What is WSU’s plan in the event of a water treatment plant shutdown?

Wichita’s sole water treatment plant has become a point of concern for some residents following a recent report of its poor condition.

In July, The Wichita Eagle reported that 99% of parts at the 80-year-old plant are in “very poor condition.”

A major failure would require the entire plant to be shut down, potentially compromising access to running water for hospitals, schools, businesses, and homes in the most populous region in Kansas. That includes Wichita State.

So what’s the university’s plan in case the plant goes under? The answer is a bit complicated.

WSU’s Emergency Operations Plan (EOP) does not contain a specific contingency plan for loss of water in the event of a treatment plant shutdown. But in an interview with The Sunflower, WSU Director of Environmental Health and Safety Mike Strickland said the university does have a plan.

Strickland said the plan would be based on how long the shutdown was expected to last, and it would be based on guidance from city and state officials on how to proceed.

Wichita officials have been working to develop an emergency plan specific to a plant shutdown, but it has yet to earn state approval.

Strickland said the university would first commission a team based on the level of emergency, in accordance with the EOP. Those responses are based on a three-tiered system.

A plant shutdown would trigger either a level-two or level-three event based on the descriptions given in the EOP.

Either level of emergency would activate the University Emergency Operations Center, which is essentially a rapid-response group under the President’s Executive Team.

After the groups were formed, they would be tasked with conducting an overview of the university’s on-hand water resources and daily consumption rates.

Strickland said that information would help give the university an idea of how long it could sustain itself without outside water flow.

University officials would then coordinate with city and state officials, Strickland said, to determine the severity of the situation and then dispense aid to the university accordingly.

Director of Public Works Alan King told The Eagle in July that “Every hour [the plant] is running, it could fail —right as we’re talking, right now.”

Despite its reportedly poor conditions, Strickland said a complete shutdown at Wichita’s sole water treatment plan seems “unlikely.”

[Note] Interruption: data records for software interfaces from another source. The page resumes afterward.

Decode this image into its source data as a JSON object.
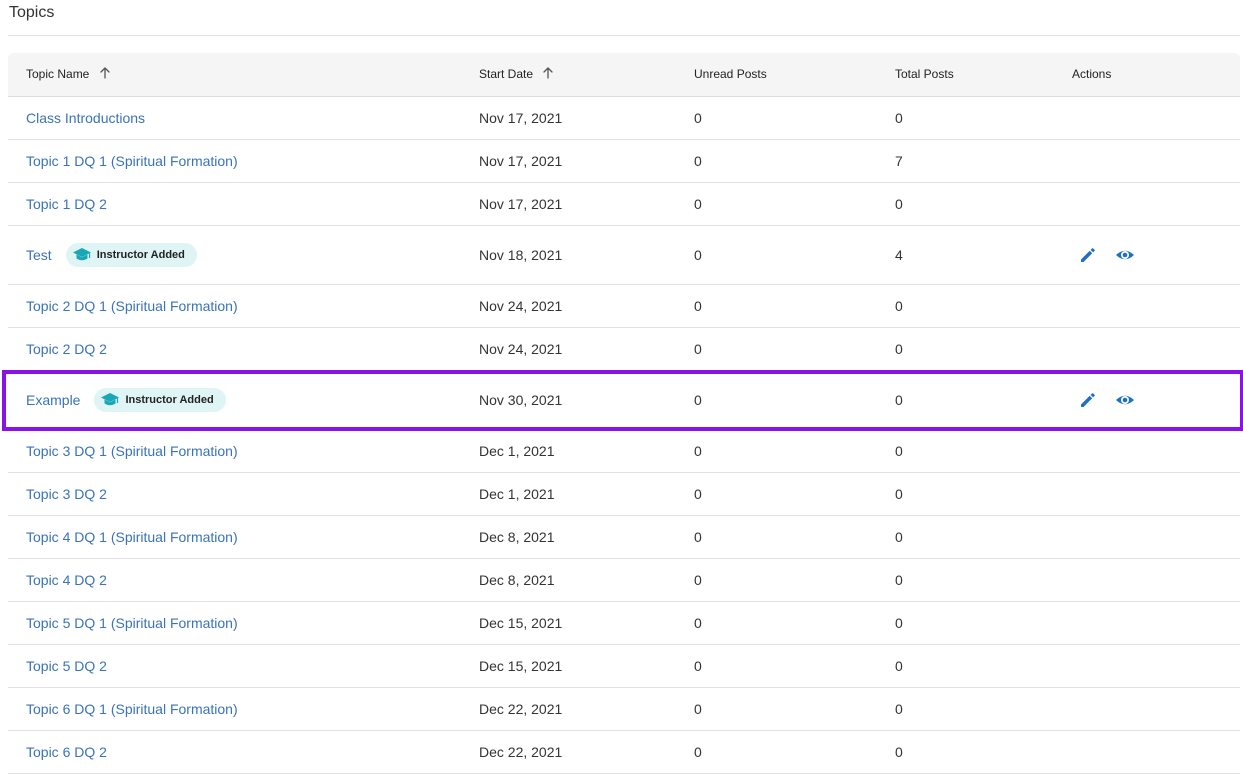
{
  "page": {
    "title": "Topics"
  },
  "table": {
    "columns": {
      "topic_name": "Topic Name",
      "start_date": "Start Date",
      "unread_posts": "Unread Posts",
      "total_posts": "Total Posts",
      "actions": "Actions"
    },
    "badge_label": "Instructor Added",
    "rows": [
      {
        "name": "Class Introductions",
        "date": "Nov 17, 2021",
        "unread": "0",
        "total": "0",
        "instructor_added": false
      },
      {
        "name": "Topic 1 DQ 1 (Spiritual Formation)",
        "date": "Nov 17, 2021",
        "unread": "0",
        "total": "7",
        "instructor_added": false
      },
      {
        "name": "Topic 1 DQ 2",
        "date": "Nov 17, 2021",
        "unread": "0",
        "total": "0",
        "instructor_added": false
      },
      {
        "name": "Test",
        "date": "Nov 18, 2021",
        "unread": "0",
        "total": "4",
        "instructor_added": true
      },
      {
        "name": "Topic 2 DQ 1 (Spiritual Formation)",
        "date": "Nov 24, 2021",
        "unread": "0",
        "total": "0",
        "instructor_added": false
      },
      {
        "name": "Topic 2 DQ 2",
        "date": "Nov 24, 2021",
        "unread": "0",
        "total": "0",
        "instructor_added": false
      },
      {
        "name": "Example",
        "date": "Nov 30, 2021",
        "unread": "0",
        "total": "0",
        "instructor_added": true,
        "highlighted": true
      },
      {
        "name": "Topic 3 DQ 1 (Spiritual Formation)",
        "date": "Dec 1, 2021",
        "unread": "0",
        "total": "0",
        "instructor_added": false
      },
      {
        "name": "Topic 3 DQ 2",
        "date": "Dec 1, 2021",
        "unread": "0",
        "total": "0",
        "instructor_added": false
      },
      {
        "name": "Topic 4 DQ 1 (Spiritual Formation)",
        "date": "Dec 8, 2021",
        "unread": "0",
        "total": "0",
        "instructor_added": false
      },
      {
        "name": "Topic 4 DQ 2",
        "date": "Dec 8, 2021",
        "unread": "0",
        "total": "0",
        "instructor_added": false
      },
      {
        "name": "Topic 5 DQ 1 (Spiritual Formation)",
        "date": "Dec 15, 2021",
        "unread": "0",
        "total": "0",
        "instructor_added": false
      },
      {
        "name": "Topic 5 DQ 2",
        "date": "Dec 15, 2021",
        "unread": "0",
        "total": "0",
        "instructor_added": false
      },
      {
        "name": "Topic 6 DQ 1 (Spiritual Formation)",
        "date": "Dec 22, 2021",
        "unread": "0",
        "total": "0",
        "instructor_added": false
      },
      {
        "name": "Topic 6 DQ 2",
        "date": "Dec 22, 2021",
        "unread": "0",
        "total": "0",
        "instructor_added": false
      }
    ]
  },
  "icons": {
    "sort": "arrow-up-icon",
    "badge": "graduation-cap-icon",
    "edit": "pencil-icon",
    "view": "eye-icon"
  },
  "colors": {
    "link": "#3a73b8",
    "badge_bg": "#dff4f5",
    "badge_icon": "#1aa6b7",
    "action_icon": "#1f6fc4",
    "highlight": "#8a11e8"
  }
}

Wichita was recently approved for a $274 million loan to finance the  construction of a second water treatment plant for the city, helping establish redundancy if the first plant were to shut down. The second plant is expected to be open by 2024 at the earliest.